- **Exercise**: The response must be made up of the lines in the entries below that contain "Residual".

(Items from an interface collection)
━━━━
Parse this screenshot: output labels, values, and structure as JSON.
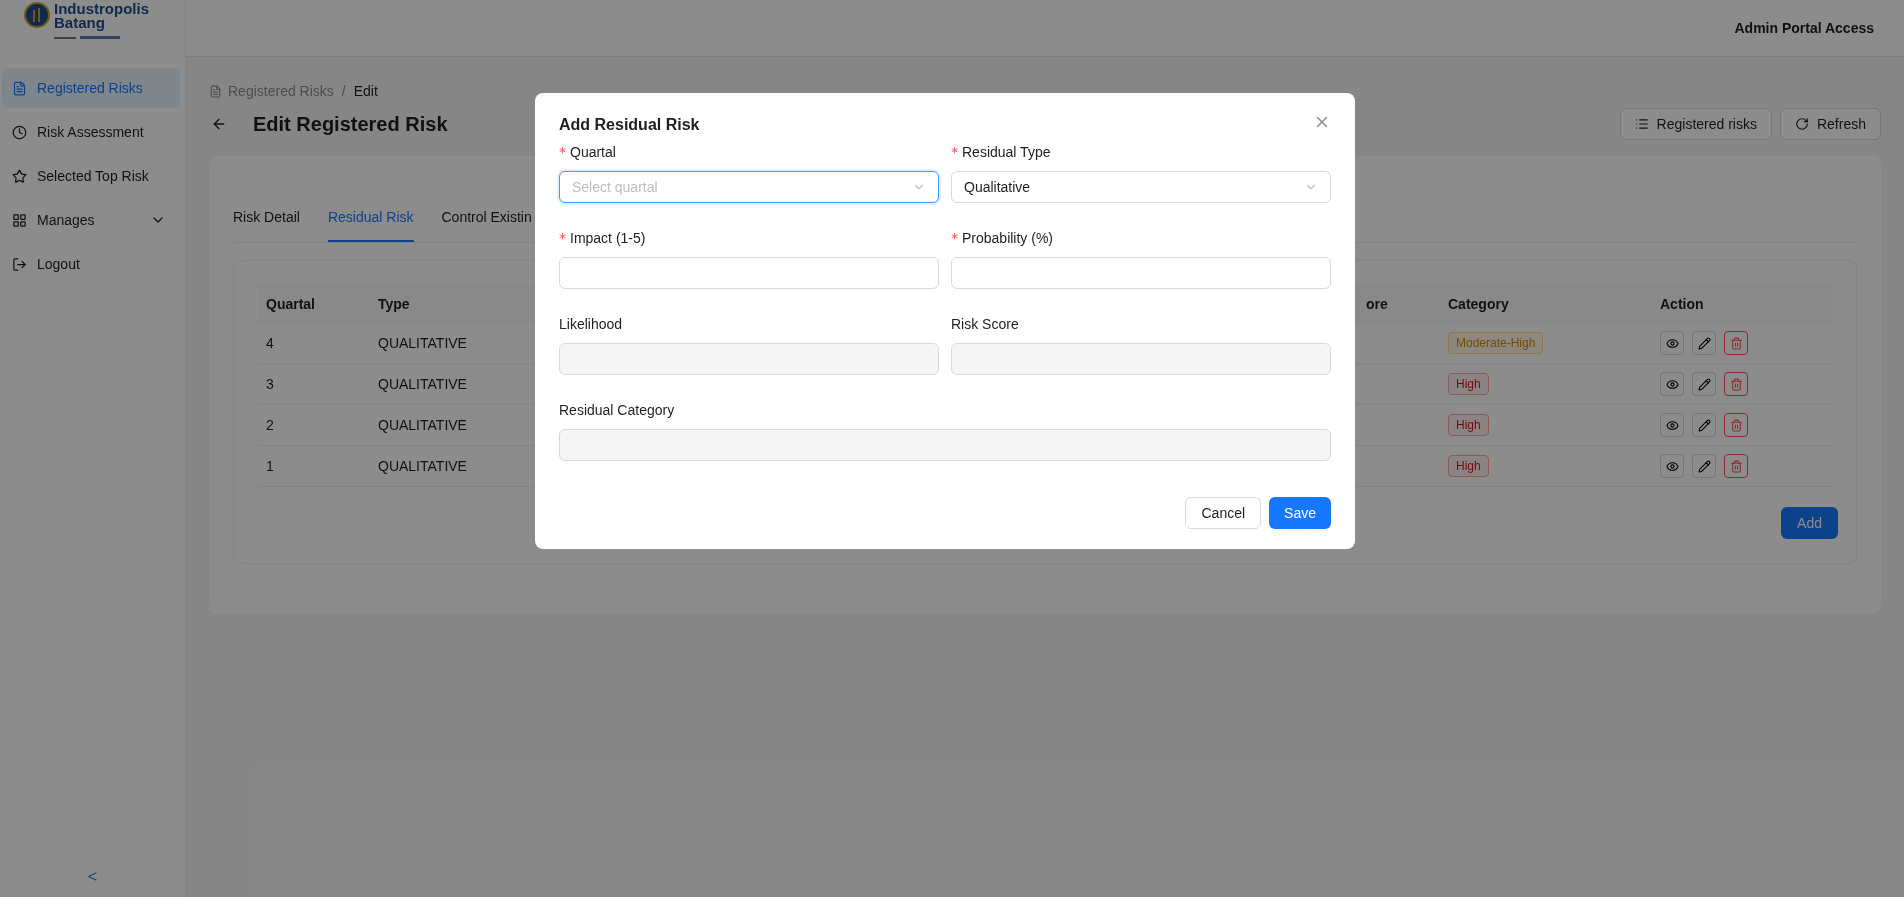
{
  "logo": {
    "line1": "Industropolis",
    "line2": "Batang"
  },
  "header": {
    "user": "Admin Portal Access"
  },
  "sidebar": {
    "items": [
      {
        "label": "Registered Risks",
        "selected": true
      },
      {
        "label": "Risk Assessment",
        "selected": false
      },
      {
        "label": "Selected Top Risk",
        "selected": false
      },
      {
        "label": "Manages",
        "selected": false,
        "expanded": false
      },
      {
        "label": "Logout",
        "selected": false
      }
    ],
    "collapse": "<"
  },
  "breadcrumb": {
    "items": [
      "Registered Risks",
      "Edit"
    ],
    "separator": "/"
  },
  "page_title": "Edit Registered Risk",
  "toolbar": [
    {
      "label": "Registered risks"
    },
    {
      "label": "Refresh"
    }
  ],
  "tabs": [
    {
      "label": "Risk Detail",
      "selected": false
    },
    {
      "label": "Residual Risk",
      "selected": true
    },
    {
      "label": "Control Existin",
      "selected": false
    }
  ],
  "table": {
    "columns": [
      "Quartal",
      "Type",
      "ore",
      "Category",
      "Action"
    ],
    "rows": [
      {
        "quartal": "4",
        "type": "QUALITATIVE",
        "category": {
          "label": "Moderate-High",
          "kind": "warning"
        }
      },
      {
        "quartal": "3",
        "type": "QUALITATIVE",
        "category": {
          "label": "High",
          "kind": "danger"
        }
      },
      {
        "quartal": "2",
        "type": "QUALITATIVE",
        "category": {
          "label": "High",
          "kind": "danger"
        }
      },
      {
        "quartal": "1",
        "type": "QUALITATIVE",
        "category": {
          "label": "High",
          "kind": "danger"
        }
      }
    ]
  },
  "add_button": "Add",
  "dialog": {
    "title": "Add Residual Risk",
    "required_mark": "*",
    "fields": [
      {
        "label": "Quartal",
        "required": true,
        "kind": "select",
        "placeholder": "Select quartal",
        "focused": true
      },
      {
        "label": "Residual Type",
        "required": true,
        "kind": "select",
        "value": "Qualitative",
        "focused": false
      },
      {
        "label": "Impact (1-5)",
        "required": true,
        "kind": "input",
        "focused": false
      },
      {
        "label": "Probability (%)",
        "required": true,
        "kind": "input",
        "focused": false
      },
      {
        "label": "Likelihood",
        "required": false,
        "kind": "readonly",
        "focused": false
      },
      {
        "label": "Risk Score",
        "required": false,
        "kind": "readonly",
        "focused": false
      },
      {
        "label": "Residual Category",
        "required": false,
        "kind": "readonly",
        "wide": true,
        "focused": false
      }
    ],
    "buttons": [
      {
        "label": "Cancel",
        "kind": "secondary"
      },
      {
        "label": "Save",
        "kind": "primary"
      }
    ]
  }
}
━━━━
- **Exercise result**:
      "label": "Residual Risk",
    "title": "Add Residual Risk",
        "label": "Residual Type",
        "label": "Residual Category",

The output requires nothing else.